Exercise directions: Scan the records for lines holding "seconds". Say how many there are and give nothing else.

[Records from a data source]
———

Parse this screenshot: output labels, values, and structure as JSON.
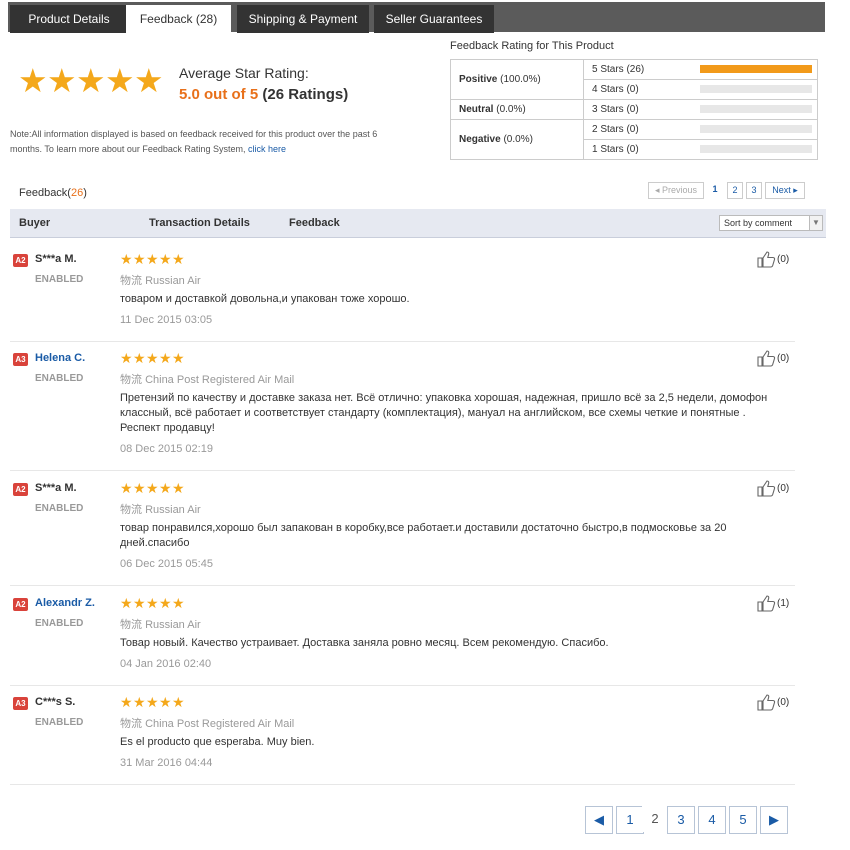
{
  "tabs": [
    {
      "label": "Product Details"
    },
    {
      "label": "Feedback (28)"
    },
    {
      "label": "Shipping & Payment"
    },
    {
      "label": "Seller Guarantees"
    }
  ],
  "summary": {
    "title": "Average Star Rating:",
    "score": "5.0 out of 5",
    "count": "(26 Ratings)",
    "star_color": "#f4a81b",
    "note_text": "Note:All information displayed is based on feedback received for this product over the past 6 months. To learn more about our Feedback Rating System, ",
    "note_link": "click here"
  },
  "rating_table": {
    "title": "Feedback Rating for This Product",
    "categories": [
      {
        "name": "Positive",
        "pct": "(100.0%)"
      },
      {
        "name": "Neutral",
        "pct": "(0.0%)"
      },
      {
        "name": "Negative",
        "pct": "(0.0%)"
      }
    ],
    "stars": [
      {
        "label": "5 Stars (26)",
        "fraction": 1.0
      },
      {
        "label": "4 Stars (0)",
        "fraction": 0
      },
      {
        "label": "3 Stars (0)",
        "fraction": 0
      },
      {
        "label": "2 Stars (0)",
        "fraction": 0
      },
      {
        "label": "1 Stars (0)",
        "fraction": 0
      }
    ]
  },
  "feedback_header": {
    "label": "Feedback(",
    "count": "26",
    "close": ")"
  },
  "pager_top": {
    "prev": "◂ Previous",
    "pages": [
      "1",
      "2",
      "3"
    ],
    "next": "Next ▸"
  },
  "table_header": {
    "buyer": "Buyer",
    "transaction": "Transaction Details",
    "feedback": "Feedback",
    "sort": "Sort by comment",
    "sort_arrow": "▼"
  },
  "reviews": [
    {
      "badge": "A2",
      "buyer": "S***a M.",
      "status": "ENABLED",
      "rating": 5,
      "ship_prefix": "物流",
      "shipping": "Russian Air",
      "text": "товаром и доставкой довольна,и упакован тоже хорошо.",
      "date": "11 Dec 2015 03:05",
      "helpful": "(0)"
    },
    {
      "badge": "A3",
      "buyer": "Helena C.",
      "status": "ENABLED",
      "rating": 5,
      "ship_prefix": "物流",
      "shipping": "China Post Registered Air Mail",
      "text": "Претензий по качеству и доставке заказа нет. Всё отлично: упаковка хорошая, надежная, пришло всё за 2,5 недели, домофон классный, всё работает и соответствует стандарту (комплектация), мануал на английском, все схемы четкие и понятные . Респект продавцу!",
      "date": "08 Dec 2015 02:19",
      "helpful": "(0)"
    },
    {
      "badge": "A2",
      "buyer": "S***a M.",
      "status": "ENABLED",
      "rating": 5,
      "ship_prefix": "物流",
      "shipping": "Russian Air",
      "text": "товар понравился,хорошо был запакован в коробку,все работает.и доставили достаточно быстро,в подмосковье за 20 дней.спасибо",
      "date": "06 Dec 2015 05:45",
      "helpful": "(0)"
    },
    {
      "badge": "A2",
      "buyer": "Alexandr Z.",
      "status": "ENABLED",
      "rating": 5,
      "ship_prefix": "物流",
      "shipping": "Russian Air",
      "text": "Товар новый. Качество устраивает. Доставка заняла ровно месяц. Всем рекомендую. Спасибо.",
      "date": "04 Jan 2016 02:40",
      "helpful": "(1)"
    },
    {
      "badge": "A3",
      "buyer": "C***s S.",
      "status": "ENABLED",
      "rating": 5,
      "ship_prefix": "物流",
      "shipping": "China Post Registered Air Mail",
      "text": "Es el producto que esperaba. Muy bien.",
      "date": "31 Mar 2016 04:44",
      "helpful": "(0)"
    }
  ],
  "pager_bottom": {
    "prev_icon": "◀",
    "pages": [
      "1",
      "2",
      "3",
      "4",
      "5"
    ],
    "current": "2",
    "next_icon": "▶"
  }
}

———

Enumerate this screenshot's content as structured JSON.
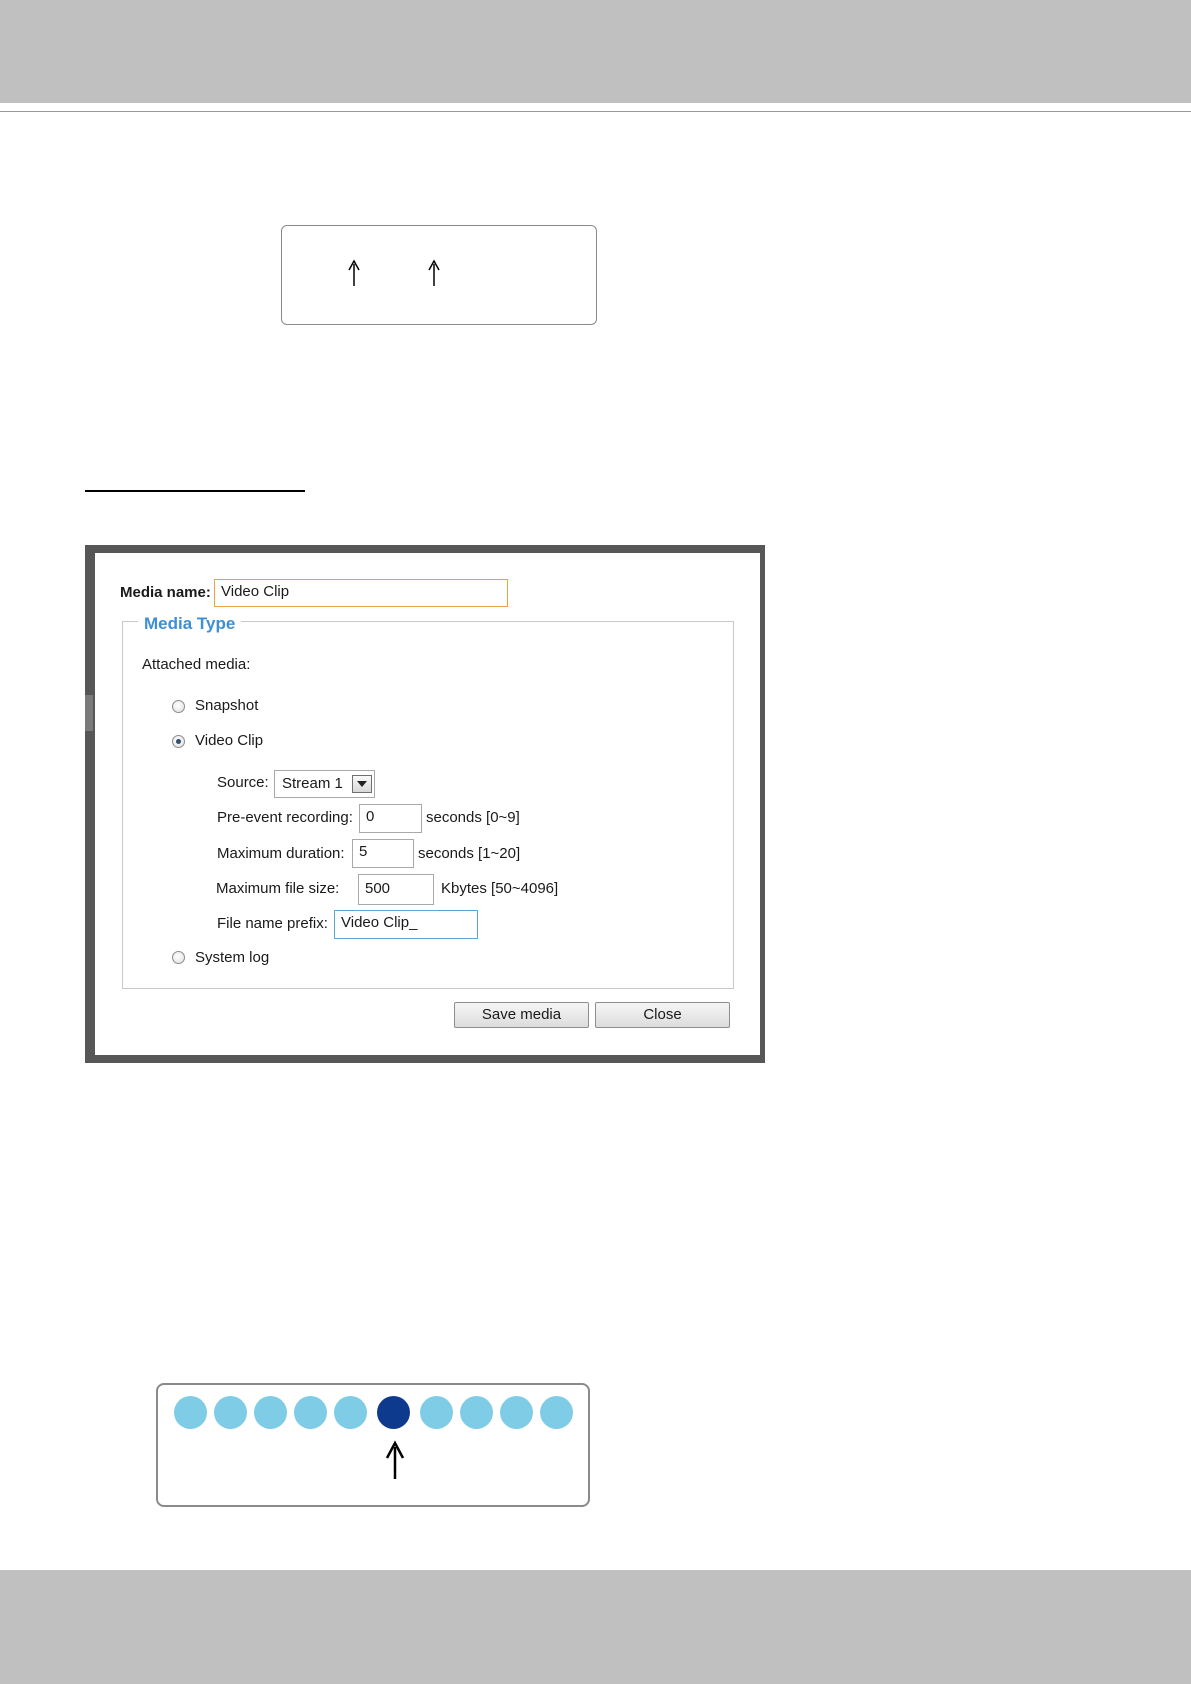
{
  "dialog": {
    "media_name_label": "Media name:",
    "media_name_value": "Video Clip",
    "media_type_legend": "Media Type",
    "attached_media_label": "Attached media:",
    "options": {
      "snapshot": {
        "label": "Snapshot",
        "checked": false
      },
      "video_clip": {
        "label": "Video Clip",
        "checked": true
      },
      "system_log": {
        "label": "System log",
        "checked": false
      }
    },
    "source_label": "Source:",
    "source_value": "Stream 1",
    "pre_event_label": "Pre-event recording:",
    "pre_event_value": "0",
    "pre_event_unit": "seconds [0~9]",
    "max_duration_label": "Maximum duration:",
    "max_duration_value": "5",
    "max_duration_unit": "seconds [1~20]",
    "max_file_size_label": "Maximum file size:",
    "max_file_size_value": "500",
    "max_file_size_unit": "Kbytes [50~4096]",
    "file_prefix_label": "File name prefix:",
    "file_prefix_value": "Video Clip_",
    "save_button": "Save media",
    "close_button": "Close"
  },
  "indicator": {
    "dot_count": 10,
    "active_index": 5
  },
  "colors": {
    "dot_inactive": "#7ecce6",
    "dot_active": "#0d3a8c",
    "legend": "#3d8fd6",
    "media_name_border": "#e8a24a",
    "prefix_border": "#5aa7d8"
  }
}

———

Answer box: 2